The idea of saying No and the success of saying No in one’s personal and professional life is something that has been written about, is well-known, and is just a healthy practice in one’s life. If you always say yes, you will create undue pressure on yourself and those around you. No allows you to control a lot of your time. If a lot of this is known and is good practice, why is this a blog post?
I hate saying no. Why? Because this is something personal to me and that I think may be the most challenging thing we as sales professionals face every day. I am a people pleaser. I love helping folks and trying to find accommodations to make a deal. Not being able to say no to a customer or a constituent has made my life miserable. The ability to say No is crucial to being a sincere salesperson. If you can’t say no, you put yourself and your organization at a disadvantage. You are not being sincere with that customer; not only will it put you in a challenging situation over time. It ruins the opportunity for you to understand your customers better and allow them a chance to garnish respect for you. If you say No, that enables the customer to understand you and your organization’s limits and expectations. It is the same for an employee; by saying no, you are laying out what is expected of an employee.
Okay, Kelly, you just said say No, and you also said you have trouble saying no, so how do you do it. I have one straightforward trick that has continued to save me and creates an excellent opportunity to have better conversations. Don’t answer right away if a customer or an employee asks you for something or for you to make a decision. Buy yourself some time. Don’t give the knee-jerk reaction of yes. You must listen to a customer or an employee and then ask for it in writing or for more details promising that you will check if you can accommodate this request. This strategy will give you the reprieve you need to formulate a soft No. A No allows you to respect a customer and an employee and their input and you can provide a justification to them. The other good thing about this time to review and think about the request is maybe while you can’t give the customer or employee everything they want, perhaps it allows you an opportunity to adjust some other resources. You can accommodate some of the requests. Being slow in response is not bad; giving a pause in conversation shows your audience that you take requests seriously and will provide them with consideration rather than just giving them a quick no.
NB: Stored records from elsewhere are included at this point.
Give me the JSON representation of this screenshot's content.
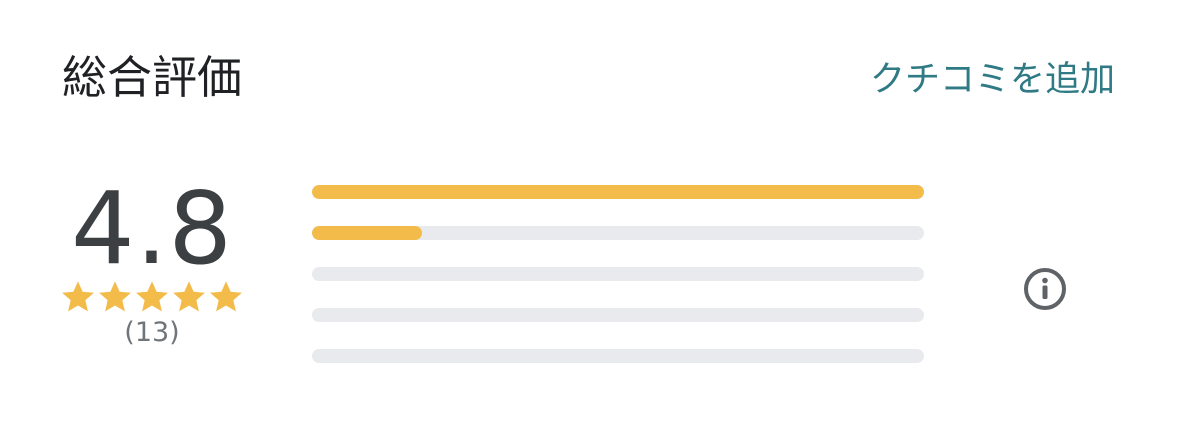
{
  "header": {
    "title": "総合評価",
    "add_review_label": "クチコミを追加"
  },
  "rating": {
    "score": "4.8",
    "stars": 5,
    "count_label": "(13)"
  },
  "distribution": [
    {
      "stars": 5,
      "fraction": 1.0
    },
    {
      "stars": 4,
      "fraction": 0.18
    },
    {
      "stars": 3,
      "fraction": 0
    },
    {
      "stars": 2,
      "fraction": 0
    },
    {
      "stars": 1,
      "fraction": 0
    }
  ],
  "icons": {
    "star": "star-icon",
    "info": "info-icon"
  },
  "colors": {
    "accent": "#2f7a84",
    "star": "#f2bb4a",
    "bar_track": "#e8eaed",
    "text": "#202124",
    "muted": "#70757a"
  }
}
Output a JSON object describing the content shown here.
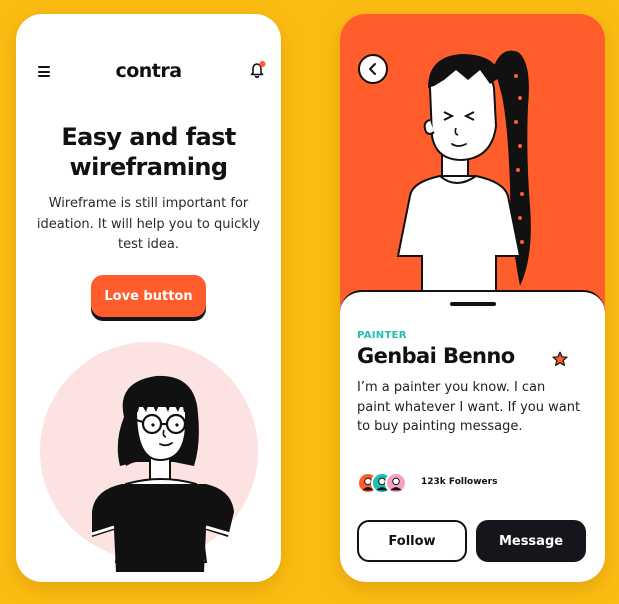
{
  "left_screen": {
    "logo": "contra",
    "menu_icon": "hamburger-menu-icon",
    "notification_icon": "bell-icon",
    "headline": "Easy and fast wireframing",
    "subtext": "Wireframe is still important for ideation. It will help you to quickly test idea.",
    "button_label": "Love button",
    "illustration": "girl-with-glasses"
  },
  "right_screen": {
    "back_icon": "chevron-left-icon",
    "illustration": "person-with-braided-ponytail",
    "profile": {
      "role": "PAINTER",
      "name": "Genbai Benno",
      "badge_icon": "star-icon",
      "bio": "I’m a painter you know. I can paint whatever I want. If you want to buy painting message.",
      "followers": "123k Followers",
      "follow_label": "Follow",
      "message_label": "Message"
    }
  },
  "colors": {
    "background": "#FBBC12",
    "accent": "#FF5E2C",
    "teal": "#1FC0B4",
    "dark": "#14161C",
    "pink": "#FCE2E0"
  }
}
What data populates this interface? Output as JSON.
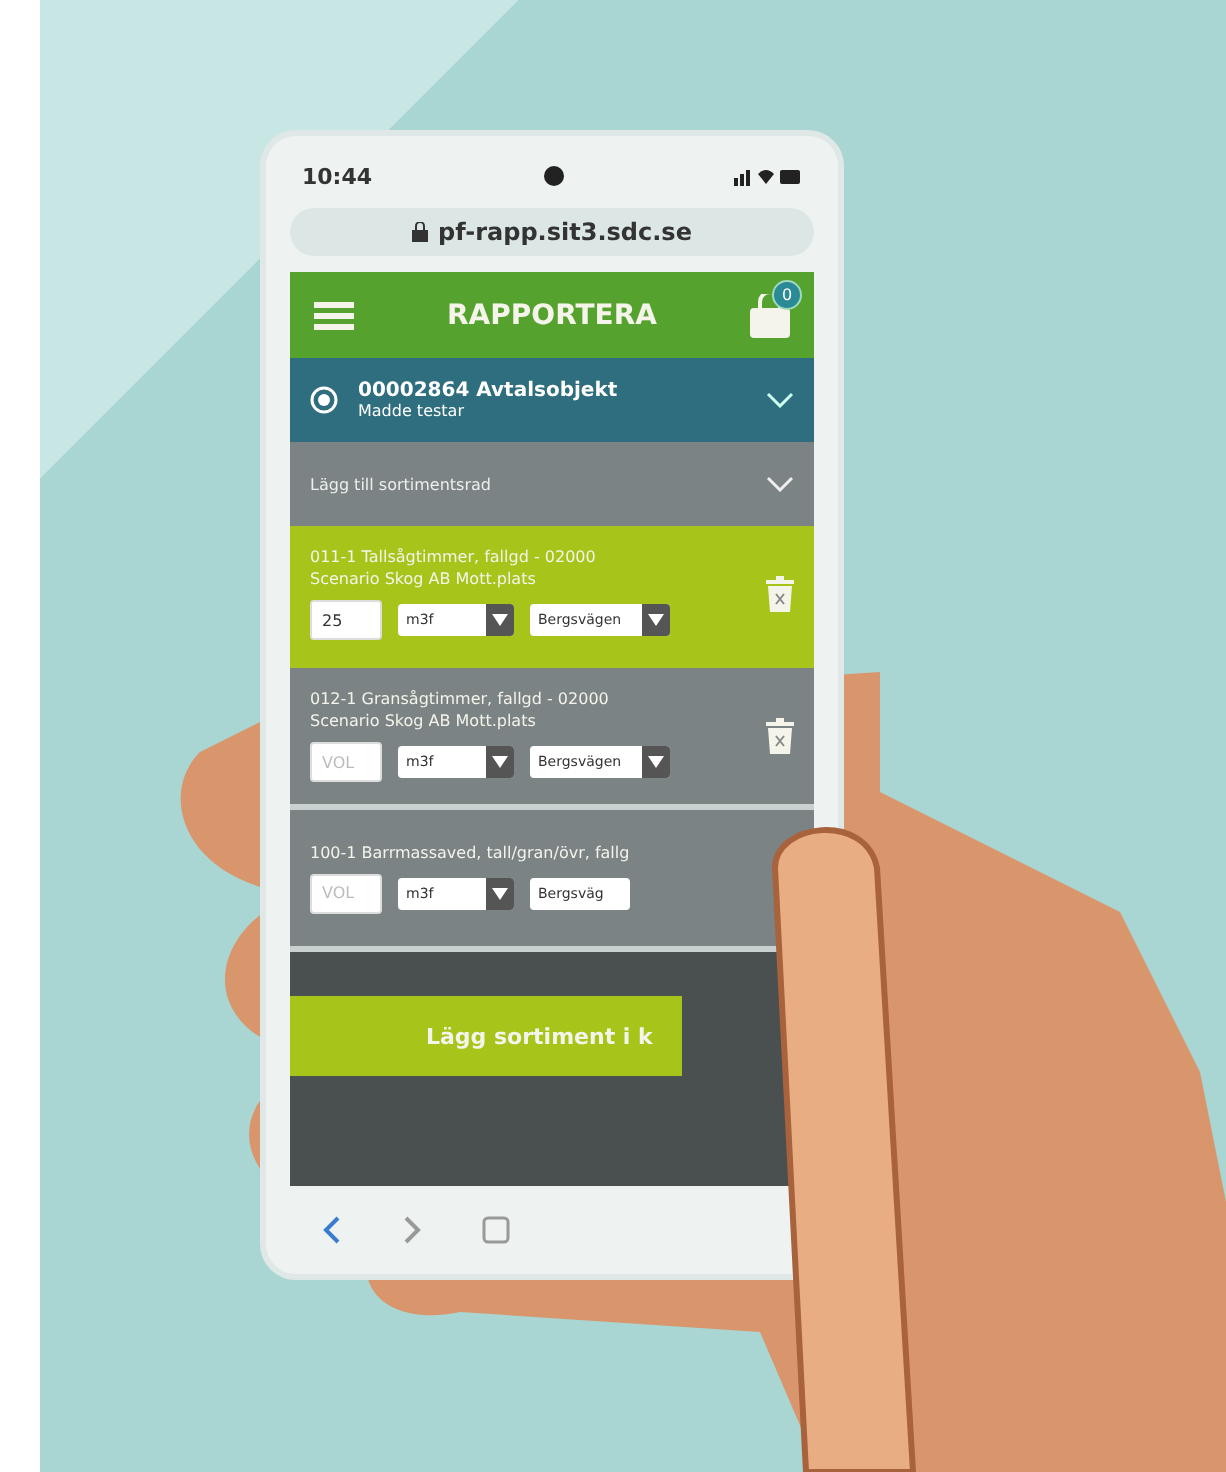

I was hoping you could try this an upcoming conversation of a request. Try giving yourself a pause, and instead of just agreeing, allow yourself to say no. If you like what you are reading, subscribe to the blog and follow me on Twitter and LinkedIn.